It’s been hard to focus on anything but Hurricane Harvey. We have a long, long way of recovery to go. So the times of coming together weekly will be more important than ever. We will need this spiritual practice to sustain us in the long run, to give us a place and community to process all that swirls around us.

For our time, I want to do what Barbara Brown Taylor does in her book called, “Gospel Medicine.” She sees stuff; and I like what she describes about what she sees. I want to show you some of the stuff she’s shown me, because I think you’ll like what you see, too.

Which won’t necessarily be just what I see.

Our times together on Sundays is wholly important. Gospel medicine is about being and becoming whole. We worship and in that context we begin a conversation. I grant you that I do most of the talking; however, I do see myself as laying out before us something that begins a larger conversation. The conversation takes place in a lot of different locations: It takes place in our heads and hearts among ourselves first. Then in our homes, hopefully. Then in every other place we find ourselves, among our neighbors, friends and co-workers, wherever authentic conversations can really happen. My guess is that given the devastation of Harvey those conversations will happen more frequently.

There is healing in the words we speak, in the Story we tell, in the midst of what we experience and see. What good news should frame our conversations? Luke helps us find the healing that all seek in the deepest places of our hearts: finding purpose, bringing clarity, and setting ourselves and the world on fire.

A prayer

Jesus, the Risen Christ our Lord, as we think of days to come in Houston and all over the world where catastrophes are occurring, lead us your disciples to places of service and sacrifice that light the path to God who is one, and that brings wholeness to a fragmented world, where all are welcome at the table just as you have welcomed us. Amen.

-prayed one night during the storm and catastrophic floods related to hurricane Harvey in August 2017

Inquiring rather than praying

There is a story, well-known to some, about Isaac and Rebekah, and their two sons Jacob and Esau. You can read about it in Genesis chapter 25.
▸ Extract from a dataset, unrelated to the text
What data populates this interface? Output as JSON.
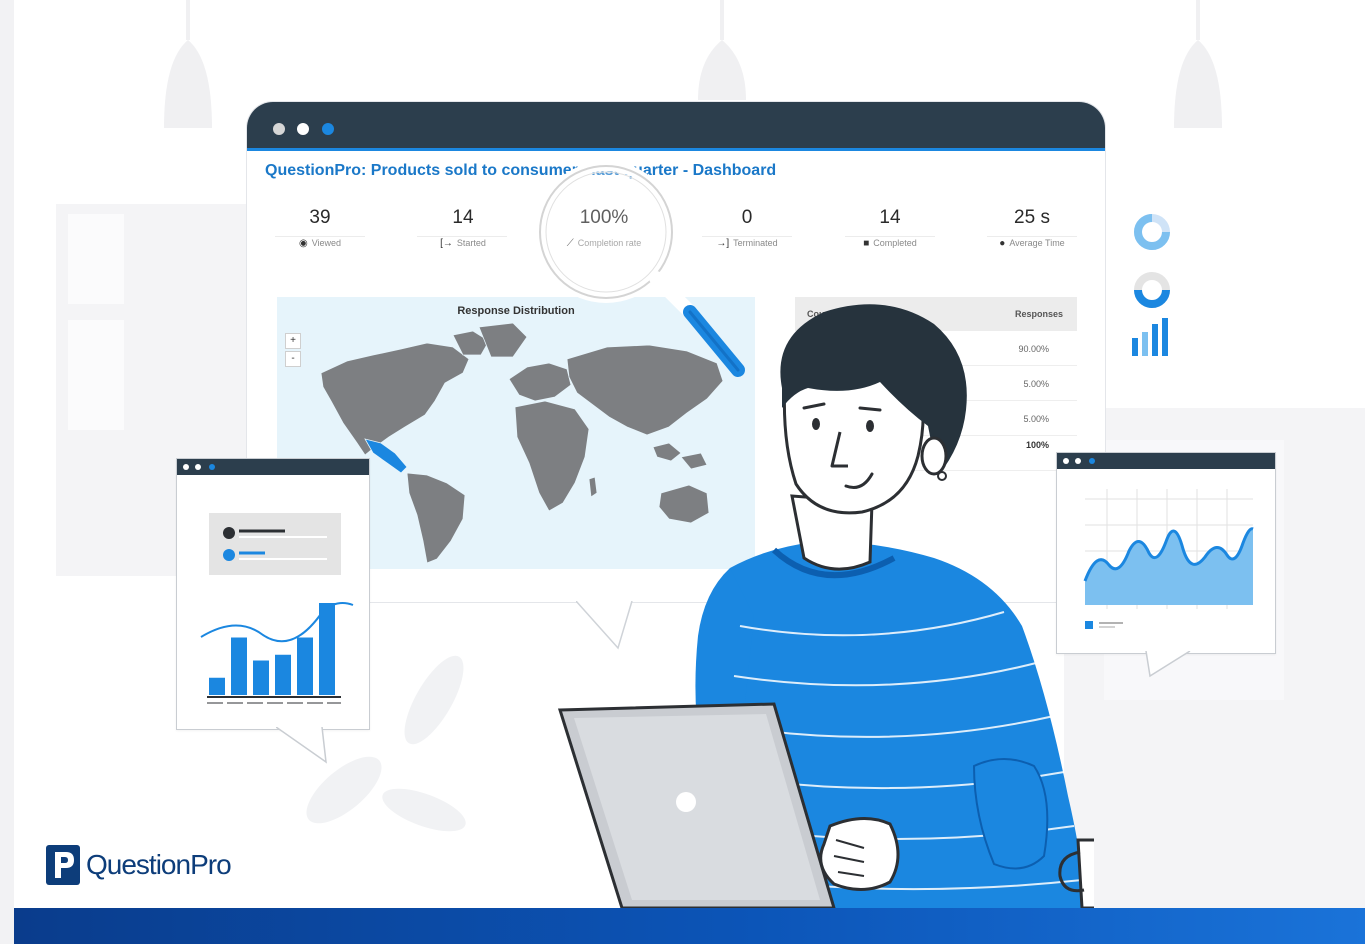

Soon after Isaac and Rebekah are married, the ancient inspired story-teller said that Isaac prayed for Rebekah. He prayed for his wife because she was barren. Rebekah becomes pregnant with her first child, only she finds out that she’s going to have twins! Now, how did she know that she was going to have twins? I imagine that many mothers in the ancient world who had twins perhaps found out when the babies were born. I suspect though, if you are attentive and know your body during a pregnancy, you can probably feel what you come to realize are two heads. From the story, it seems pretty clear that Rebekah knew she was going to have twins because the text in Genesis says that in the womb Jacob and Esau were struggling and wrestling and fighting. She could feel their fighting inside of her, their instinctive jockeying to be first-born, with all the rights and privileges that go along with that in the ancient world. So much so that Rebekah in exasperation says, “If it is to be this way, why do I live?” (I imagine that she said that not as a question, but as a demand for an answer, with a few four letters words thrown in that an uptight redactor politely scrolled out of the story.)
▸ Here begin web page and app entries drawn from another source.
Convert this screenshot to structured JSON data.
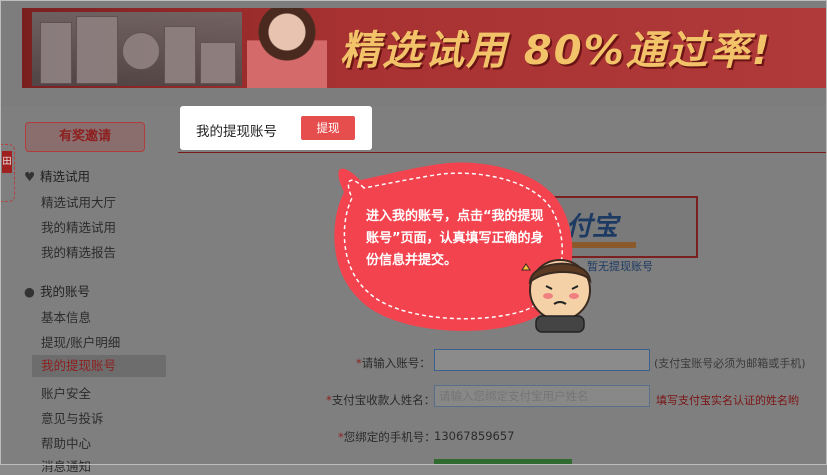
{
  "banner": {
    "headline": "精选试用 80%通过率!"
  },
  "sidebar": {
    "invite_button": "有奖邀请",
    "side_tab_label": "田",
    "groups": [
      {
        "title": "精选试用",
        "icon": "heart-icon",
        "items": [
          "精选试用大厅",
          "我的精选试用",
          "我的精选报告"
        ]
      },
      {
        "title": "我的账号",
        "icon": "user-icon",
        "items": [
          "基本信息",
          "提现/账户明细",
          "我的提现账号",
          "账户安全",
          "意见与投诉",
          "帮助中心",
          "消息通知"
        ]
      }
    ],
    "active_item": "我的提现账号"
  },
  "main": {
    "tab_title": "我的提现账号",
    "tab_button": "提现",
    "alipay_logo_text": "付宝",
    "alipay_link": "暂无提现账号",
    "form": {
      "account_label_star": "*",
      "account_label": "请输入账号：",
      "account_value": "",
      "account_hint": "(支付宝账号必须为邮箱或手机)",
      "name_label_star": "*",
      "name_label": "支付宝收款人姓名：",
      "name_placeholder": "请输入您绑定支付宝用户姓名",
      "name_hint": "填写支付宝实名认证的姓名哟",
      "phone_label_star": "*",
      "phone_label": "您绑定的手机号：",
      "phone_value": "13067859657"
    }
  },
  "callout": {
    "text": "进入我的账号，点击“我的提现账号”页面，认真填写正确的身份信息并提交。"
  },
  "colors": {
    "accent": "#e64e4e",
    "bubble": "#f2434f",
    "dim_overlay": "#7f7f7f"
  }
}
And so Rebekah goes and inquires of the Lord. Now, don’t miss that little detail. It’s important. It doesn’t say that Rebekah went and prayed to the Lord. Isaac prayed to the Lord, but Rebekah went to inquire of the Lord. Anyone ever inquired of the Lord? I have. Anyone ever go to the Lord and say, I need you to answer some %$#^& questions. What the H-E Double hockey sticks is going on inside of me? What does this mean? I’m tired of this. I need something to hang some hope on to, or I’m going to tear these alien beings out of me!

Anyone here ever went to “inquire” of the Lord. That may mean that something amazing’s about to happen. That may be one way that begins to clue you in that God’s newness is being born. That’s one way of practicing being open, open to the newness of God in us and the newness of God happening also in others.